### EXERCISE INPUTS
__________________________________________________

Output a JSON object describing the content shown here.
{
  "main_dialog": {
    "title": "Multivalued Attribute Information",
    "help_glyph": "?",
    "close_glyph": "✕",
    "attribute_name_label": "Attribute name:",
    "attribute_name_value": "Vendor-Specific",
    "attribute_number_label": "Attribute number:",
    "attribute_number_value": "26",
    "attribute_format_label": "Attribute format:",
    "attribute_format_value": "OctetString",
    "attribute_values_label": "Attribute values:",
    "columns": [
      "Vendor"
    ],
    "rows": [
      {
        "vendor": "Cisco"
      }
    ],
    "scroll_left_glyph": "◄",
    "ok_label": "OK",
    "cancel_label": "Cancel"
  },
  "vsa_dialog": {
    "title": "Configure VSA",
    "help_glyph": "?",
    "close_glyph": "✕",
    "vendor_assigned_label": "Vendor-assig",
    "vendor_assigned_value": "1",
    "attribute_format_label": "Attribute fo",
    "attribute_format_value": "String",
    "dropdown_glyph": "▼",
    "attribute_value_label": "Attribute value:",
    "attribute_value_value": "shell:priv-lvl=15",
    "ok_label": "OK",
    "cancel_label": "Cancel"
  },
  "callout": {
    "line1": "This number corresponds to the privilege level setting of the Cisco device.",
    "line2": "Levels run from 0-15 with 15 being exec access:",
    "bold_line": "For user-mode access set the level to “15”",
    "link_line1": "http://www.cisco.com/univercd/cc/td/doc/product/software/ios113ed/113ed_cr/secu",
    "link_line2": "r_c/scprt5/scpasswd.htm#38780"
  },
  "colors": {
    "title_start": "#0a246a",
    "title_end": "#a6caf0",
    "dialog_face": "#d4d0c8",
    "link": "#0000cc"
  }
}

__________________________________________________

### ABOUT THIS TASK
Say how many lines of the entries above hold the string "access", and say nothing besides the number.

### SOLUTION TO THE PROBLEM
2